You may have heard the term Early Permanence Plan (EPP) being used in adoption. It refers to the situation where children in care may be placed in a home at the earliest opportunity by being placed with adopters who are also approved as foster carers, who initially foster the child and may become their adopters once the court proceedings have been concluded.
There are currently two early permanence routes – Fostering for Adoption and Concurrent Planning. They are for vulnerable babies and young children in care whose circumstances are such that they have a high risk of being unable to return safely to the care of their birth families. They are likely to need adoption but still have a chance of being reunited with their birth families. If the court decides a child’s future is best protected by adoption the child already has a secure attachment to their carers who are now able to adopt the child.
Adopters who are considering Foster for Adoption or Concurrent Planning need to be extremely child-centred and to accept that occasionally babies will return to the care of birth family members. However they will know that because of their thoughtful understanding of a baby or young child’s needs, they will have given that young child an experience of loving family care during this period of uncertainty.

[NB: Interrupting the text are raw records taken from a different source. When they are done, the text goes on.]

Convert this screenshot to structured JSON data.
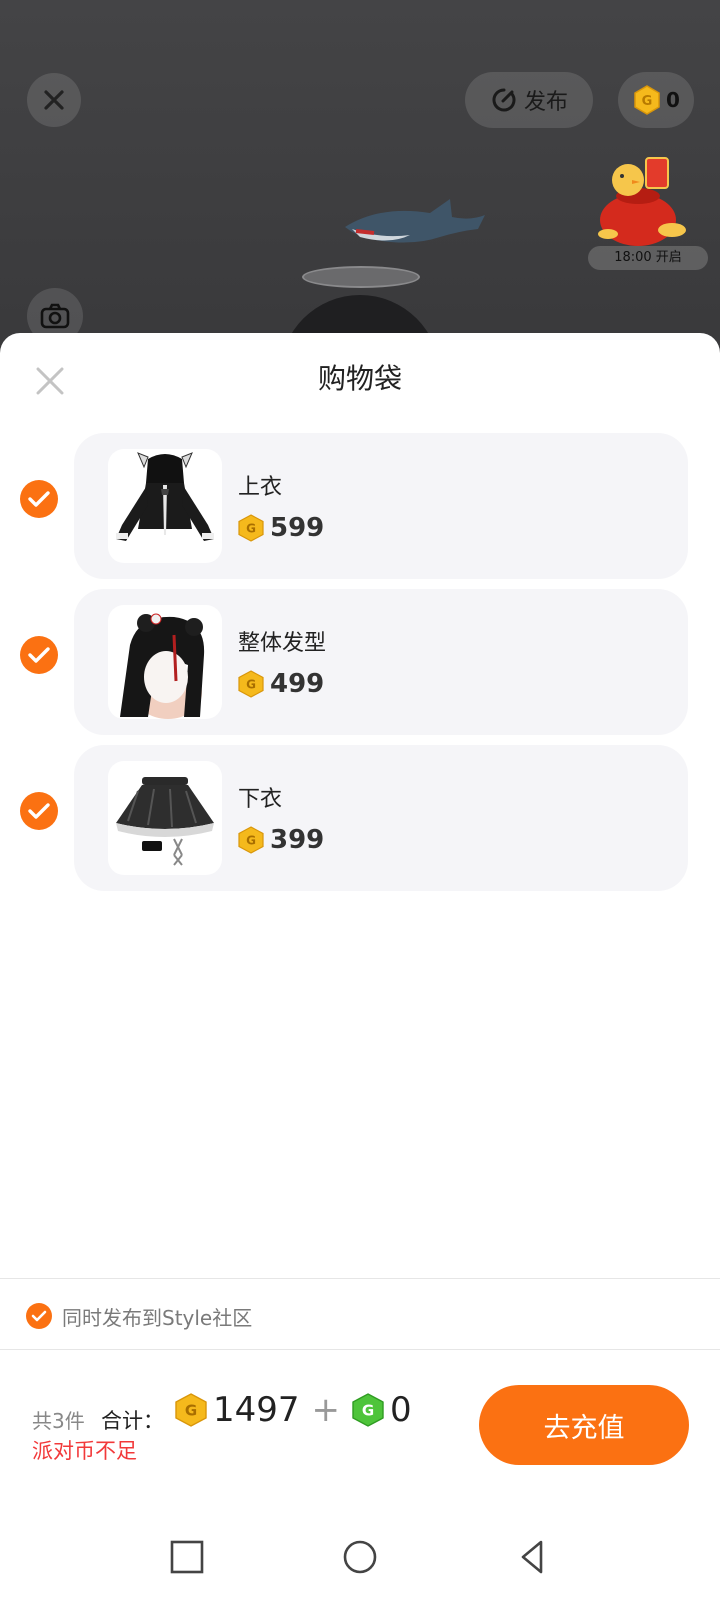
{
  "top_bar": {
    "publish_label": "发布",
    "coin_balance": "0",
    "event_time": "18:00 开启",
    "icons": [
      "close-icon",
      "publish-icon",
      "coin-icon",
      "camera-icon"
    ]
  },
  "sheet": {
    "title": "购物袋",
    "items": [
      {
        "name": "上衣",
        "price": "599",
        "checked": true,
        "thumb_icon": "jacket-thumbnail"
      },
      {
        "name": "整体发型",
        "price": "499",
        "checked": true,
        "thumb_icon": "hairstyle-thumbnail"
      },
      {
        "name": "下衣",
        "price": "399",
        "checked": true,
        "thumb_icon": "skirt-thumbnail"
      }
    ],
    "publish_option": {
      "label": "同时发布到Style社区",
      "checked": true
    }
  },
  "summary": {
    "count_label": "共3件",
    "total_label": "合计：",
    "coin_total": "1497",
    "plus": "+",
    "green_coin_total": "0",
    "warning": "派对币不足",
    "recharge_label": "去充值"
  },
  "colors": {
    "accent": "#fb7112",
    "warning": "#f2393a",
    "coin_gold": "#f5b91c",
    "coin_green": "#4ec43a"
  }
}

Research shows that the longer the delay and the greater the number of foster placements, the greater the potential for damage to children’s mental health and development. Fostering for Adoption and Concurrent planning are intended to lay the foundations for greatly improved health and emotional wellbeing throughout the child’s life by giving more stability during the vital early years of development.
Fostering for Adoption and Concurrent Planning are already showing positive results in limiting delay and securing better outcomes for children where adoption is the likely path to permanence.
Fostering for Adoption – A child-centred solution by CoramBAAF contains useful information for prospective Fostering for Adoption and Concurrent Carers